.
With a vision, the energy to create just appears.


8 comments:

Øyvind Holmstad said...

Your drawings are so full of the 15 properties of life, like alternating repetition, thick boundaries etc.

I just started looking into Nikos Salingaros last book, Twelve Lectures on Architecture, it's fantastic! The 15 properties are described here, together with hundreds of other techniques and calculations needed to make things beautifull. The book is like a big tool box.

Sarah said...

Thanks for these tips. I love your artwork and always wish I could do the same, to bring to life the vision in my head so I can show people then they can fall in love with the potential garden.
You've inspired me to give it a go rather than saying it is my mother and sisters with the creative genes

Gayle said...

I am totally in awe of your talent - your drawings are absolutely beautiful. Your business card is wonderful too.

Do you sell your illustrations?

Em said...

Thanks for another great post! I am almost finished my PDC and preparing to start my own business so these tips will definitely come in handy!

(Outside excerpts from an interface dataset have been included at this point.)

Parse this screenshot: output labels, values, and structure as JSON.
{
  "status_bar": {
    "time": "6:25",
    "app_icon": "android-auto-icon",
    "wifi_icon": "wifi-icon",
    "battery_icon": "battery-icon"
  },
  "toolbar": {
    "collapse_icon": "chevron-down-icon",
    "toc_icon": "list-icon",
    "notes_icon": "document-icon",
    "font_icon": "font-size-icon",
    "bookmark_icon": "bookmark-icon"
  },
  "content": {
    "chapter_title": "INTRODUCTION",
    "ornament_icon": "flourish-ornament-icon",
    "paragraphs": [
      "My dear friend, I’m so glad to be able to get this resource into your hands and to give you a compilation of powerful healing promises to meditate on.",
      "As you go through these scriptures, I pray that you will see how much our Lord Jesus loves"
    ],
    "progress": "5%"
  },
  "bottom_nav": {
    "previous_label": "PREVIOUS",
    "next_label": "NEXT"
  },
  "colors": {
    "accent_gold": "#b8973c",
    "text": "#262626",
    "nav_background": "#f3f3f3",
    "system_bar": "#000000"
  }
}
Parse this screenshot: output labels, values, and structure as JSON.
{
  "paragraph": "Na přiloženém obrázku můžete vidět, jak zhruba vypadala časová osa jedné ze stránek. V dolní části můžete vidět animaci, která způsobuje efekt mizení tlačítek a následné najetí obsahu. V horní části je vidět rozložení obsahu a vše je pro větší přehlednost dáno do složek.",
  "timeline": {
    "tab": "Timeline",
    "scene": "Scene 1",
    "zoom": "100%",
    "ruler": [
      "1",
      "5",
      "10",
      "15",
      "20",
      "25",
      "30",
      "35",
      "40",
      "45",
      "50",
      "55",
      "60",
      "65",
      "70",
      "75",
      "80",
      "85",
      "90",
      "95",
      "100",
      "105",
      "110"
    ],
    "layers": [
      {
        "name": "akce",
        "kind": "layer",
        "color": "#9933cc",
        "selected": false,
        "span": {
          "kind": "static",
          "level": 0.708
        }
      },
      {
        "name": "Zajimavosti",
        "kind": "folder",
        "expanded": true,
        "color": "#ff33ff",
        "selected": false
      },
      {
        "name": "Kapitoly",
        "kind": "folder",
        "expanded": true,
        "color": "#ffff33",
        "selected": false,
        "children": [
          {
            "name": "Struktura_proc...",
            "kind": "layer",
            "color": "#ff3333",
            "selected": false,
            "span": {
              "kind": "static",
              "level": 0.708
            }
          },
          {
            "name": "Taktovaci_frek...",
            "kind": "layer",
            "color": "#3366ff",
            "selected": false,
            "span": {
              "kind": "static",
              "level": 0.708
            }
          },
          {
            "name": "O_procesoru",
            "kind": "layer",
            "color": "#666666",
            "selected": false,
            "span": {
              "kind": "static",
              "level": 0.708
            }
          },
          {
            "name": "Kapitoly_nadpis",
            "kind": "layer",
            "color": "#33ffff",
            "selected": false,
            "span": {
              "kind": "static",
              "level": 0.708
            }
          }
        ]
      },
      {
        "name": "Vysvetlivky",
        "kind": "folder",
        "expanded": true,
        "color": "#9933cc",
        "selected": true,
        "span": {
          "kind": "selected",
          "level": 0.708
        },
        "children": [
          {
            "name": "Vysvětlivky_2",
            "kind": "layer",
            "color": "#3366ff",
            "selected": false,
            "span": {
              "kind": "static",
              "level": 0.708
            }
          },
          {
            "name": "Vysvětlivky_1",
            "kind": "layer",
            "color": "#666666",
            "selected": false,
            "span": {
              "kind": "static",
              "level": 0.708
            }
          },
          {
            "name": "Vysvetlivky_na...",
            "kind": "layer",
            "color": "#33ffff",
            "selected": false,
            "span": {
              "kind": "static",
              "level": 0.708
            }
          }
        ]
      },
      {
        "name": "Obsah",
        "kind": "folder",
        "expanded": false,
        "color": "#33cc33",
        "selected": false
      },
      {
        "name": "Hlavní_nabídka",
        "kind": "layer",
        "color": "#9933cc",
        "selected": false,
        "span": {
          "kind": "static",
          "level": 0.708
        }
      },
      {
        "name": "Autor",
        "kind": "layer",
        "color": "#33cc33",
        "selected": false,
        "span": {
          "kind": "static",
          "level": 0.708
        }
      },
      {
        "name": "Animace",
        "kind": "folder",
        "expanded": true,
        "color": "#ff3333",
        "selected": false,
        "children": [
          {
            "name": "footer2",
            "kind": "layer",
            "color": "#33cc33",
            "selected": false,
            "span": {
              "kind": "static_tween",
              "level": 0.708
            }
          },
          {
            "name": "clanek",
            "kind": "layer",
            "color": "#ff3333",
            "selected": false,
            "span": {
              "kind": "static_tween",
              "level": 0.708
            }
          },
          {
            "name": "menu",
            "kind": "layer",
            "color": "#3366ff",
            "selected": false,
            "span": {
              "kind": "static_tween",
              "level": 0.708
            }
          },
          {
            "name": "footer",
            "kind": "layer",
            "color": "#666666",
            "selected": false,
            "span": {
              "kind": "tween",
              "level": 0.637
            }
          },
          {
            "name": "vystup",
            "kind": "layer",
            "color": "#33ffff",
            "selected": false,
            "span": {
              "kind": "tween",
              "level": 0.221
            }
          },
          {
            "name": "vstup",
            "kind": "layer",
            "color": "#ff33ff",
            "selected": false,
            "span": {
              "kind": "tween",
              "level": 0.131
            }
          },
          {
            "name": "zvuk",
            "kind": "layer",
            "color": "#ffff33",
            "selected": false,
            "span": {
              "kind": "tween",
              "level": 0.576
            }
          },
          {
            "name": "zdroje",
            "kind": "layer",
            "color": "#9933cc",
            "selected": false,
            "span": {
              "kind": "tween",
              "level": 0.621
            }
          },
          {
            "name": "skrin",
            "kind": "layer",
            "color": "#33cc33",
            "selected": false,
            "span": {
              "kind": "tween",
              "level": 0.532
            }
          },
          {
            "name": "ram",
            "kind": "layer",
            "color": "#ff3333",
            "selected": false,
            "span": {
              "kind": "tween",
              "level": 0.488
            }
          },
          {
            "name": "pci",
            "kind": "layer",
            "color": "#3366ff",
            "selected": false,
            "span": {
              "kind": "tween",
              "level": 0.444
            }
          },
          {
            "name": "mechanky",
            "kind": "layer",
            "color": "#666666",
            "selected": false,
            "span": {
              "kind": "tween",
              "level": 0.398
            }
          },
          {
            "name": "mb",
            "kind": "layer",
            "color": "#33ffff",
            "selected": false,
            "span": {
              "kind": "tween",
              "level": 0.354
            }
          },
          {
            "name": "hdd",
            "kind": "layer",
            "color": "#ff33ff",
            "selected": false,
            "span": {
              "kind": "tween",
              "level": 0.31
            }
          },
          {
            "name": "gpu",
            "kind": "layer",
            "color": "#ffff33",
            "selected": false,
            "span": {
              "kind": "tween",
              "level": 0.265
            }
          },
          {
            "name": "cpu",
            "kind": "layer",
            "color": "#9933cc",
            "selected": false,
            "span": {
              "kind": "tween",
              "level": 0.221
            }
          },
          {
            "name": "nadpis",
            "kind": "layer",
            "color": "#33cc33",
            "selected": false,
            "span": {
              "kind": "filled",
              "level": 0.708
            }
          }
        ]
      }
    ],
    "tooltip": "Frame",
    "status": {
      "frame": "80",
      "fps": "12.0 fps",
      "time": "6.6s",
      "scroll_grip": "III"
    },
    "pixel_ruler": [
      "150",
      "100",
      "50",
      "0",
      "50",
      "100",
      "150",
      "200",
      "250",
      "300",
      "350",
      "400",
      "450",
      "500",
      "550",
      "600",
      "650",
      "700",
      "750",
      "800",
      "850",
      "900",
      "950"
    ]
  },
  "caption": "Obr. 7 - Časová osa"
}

Just a quick question - do you have a particular favourite brand of markers and what sort of paper do you use? One thing I adore about your illustrations is the colours and the almost waterpaint-like blended effect. I would love to be able to do something similar!

Cecilia Macaulay said...

Gale, thankyou! I have a set of 8 postcards and stories, which I sell when I do presentations. I wonder how I could sell them on the internet? Right now I'm working on some illustrated How-To minibooks, but I don't know where to find a pretty bok designer. Any introductions and advice very welcome : )

Cecilia Macaulay said...

Dear Sarah and Gale,
I'm so glad this post was useful. I use Japanese Copic pens on humble photocopy paper. Someone once asked why my colors are restricted to just pink and green. I said its because the pens cost $12 each, and I have to saving up to add a color. But because they are refillable, and blendable, I've been using the same ones since I started drawing in 2003.

I will be running workshops later this month, in getting started as a drawing, working permaculture designer. Every street needs one.
x

Cecilia Macaulay said...

Oyvind, its always great to have your comments. Im thinking, the reason we admire Alexanders thinking is because he describes things that as lovers of beauty and life, we already know. I wonder why we do? Early exposure, maybe? I grew up in an Edwardian Era-Farmhouse, it was beautiful.

Gayle said...

Hi Cecilia,
Regarding your garden illustrations book designer - here are a couple of links you might have a look at:
http://pentacorbookdesign.co.uk/
http://www.bookillustrators.org.uk/

As far as selling them on the web - I have a gardening website. Maybe we could do something together? I'm at www.garden-and-patio-inspiration.co.uk if you want to take a look.